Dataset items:
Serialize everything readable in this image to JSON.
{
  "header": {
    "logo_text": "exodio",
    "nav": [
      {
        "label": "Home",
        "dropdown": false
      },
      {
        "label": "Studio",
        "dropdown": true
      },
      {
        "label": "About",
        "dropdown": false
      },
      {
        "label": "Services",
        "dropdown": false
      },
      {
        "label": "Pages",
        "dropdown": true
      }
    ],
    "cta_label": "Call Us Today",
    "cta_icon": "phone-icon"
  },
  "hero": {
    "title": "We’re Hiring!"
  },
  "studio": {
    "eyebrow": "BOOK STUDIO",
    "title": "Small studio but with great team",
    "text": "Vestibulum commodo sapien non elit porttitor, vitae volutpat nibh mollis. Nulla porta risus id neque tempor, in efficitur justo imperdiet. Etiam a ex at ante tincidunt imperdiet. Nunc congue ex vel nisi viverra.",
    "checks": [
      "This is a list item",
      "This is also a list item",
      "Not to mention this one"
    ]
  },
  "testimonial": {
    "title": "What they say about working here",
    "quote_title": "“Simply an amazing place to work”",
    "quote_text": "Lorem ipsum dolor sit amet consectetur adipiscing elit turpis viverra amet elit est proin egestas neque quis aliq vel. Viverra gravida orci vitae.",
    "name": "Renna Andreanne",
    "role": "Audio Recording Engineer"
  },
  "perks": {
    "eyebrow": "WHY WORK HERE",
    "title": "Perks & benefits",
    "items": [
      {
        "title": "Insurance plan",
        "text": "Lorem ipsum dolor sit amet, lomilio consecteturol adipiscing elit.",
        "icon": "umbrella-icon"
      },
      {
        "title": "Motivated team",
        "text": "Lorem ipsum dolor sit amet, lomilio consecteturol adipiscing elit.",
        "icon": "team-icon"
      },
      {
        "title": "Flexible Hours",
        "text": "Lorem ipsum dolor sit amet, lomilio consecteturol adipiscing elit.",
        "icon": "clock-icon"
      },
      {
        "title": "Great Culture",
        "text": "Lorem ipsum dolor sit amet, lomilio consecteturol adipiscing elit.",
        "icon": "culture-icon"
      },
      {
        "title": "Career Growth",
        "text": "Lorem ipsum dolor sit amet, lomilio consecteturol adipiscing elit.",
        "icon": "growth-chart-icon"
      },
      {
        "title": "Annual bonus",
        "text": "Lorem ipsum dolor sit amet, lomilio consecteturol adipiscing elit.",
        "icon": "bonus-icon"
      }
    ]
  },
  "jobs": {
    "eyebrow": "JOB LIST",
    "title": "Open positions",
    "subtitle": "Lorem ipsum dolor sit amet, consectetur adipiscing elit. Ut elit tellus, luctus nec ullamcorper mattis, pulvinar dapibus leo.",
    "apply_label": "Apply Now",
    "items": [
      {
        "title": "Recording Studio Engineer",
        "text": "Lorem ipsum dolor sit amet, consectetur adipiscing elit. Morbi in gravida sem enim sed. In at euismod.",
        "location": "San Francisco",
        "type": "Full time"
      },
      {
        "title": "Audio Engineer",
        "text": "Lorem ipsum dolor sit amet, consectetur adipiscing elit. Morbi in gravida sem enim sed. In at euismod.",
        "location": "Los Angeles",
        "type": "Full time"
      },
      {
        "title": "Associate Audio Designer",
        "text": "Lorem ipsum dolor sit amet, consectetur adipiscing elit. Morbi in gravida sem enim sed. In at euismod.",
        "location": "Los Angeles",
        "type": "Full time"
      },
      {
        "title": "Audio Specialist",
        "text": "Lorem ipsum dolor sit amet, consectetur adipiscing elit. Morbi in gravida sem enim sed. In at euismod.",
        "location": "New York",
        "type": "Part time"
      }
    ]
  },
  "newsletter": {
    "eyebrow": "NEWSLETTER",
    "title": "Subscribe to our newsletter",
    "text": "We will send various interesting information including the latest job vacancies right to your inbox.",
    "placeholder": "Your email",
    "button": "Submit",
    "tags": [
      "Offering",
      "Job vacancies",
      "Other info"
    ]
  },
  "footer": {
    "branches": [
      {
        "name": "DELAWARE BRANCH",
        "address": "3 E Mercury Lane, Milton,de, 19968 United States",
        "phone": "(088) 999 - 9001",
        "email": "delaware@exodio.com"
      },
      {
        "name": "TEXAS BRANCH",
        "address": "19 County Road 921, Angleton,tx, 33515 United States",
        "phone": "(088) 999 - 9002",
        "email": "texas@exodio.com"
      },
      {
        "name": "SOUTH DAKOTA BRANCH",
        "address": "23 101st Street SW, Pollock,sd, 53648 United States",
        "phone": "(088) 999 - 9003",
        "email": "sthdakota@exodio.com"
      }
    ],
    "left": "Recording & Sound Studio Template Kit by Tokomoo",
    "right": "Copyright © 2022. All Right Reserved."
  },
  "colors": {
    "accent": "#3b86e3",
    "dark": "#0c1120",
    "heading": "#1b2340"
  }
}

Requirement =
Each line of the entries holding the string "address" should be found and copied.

Result of the task =
        "address": "3 E Mercury Lane, Milton,de, 19968 United States",
        "address": "19 County Road 921, Angleton,tx, 33515 United States",
        "address": "23 101st Street SW, Pollock,sd, 53648 United States",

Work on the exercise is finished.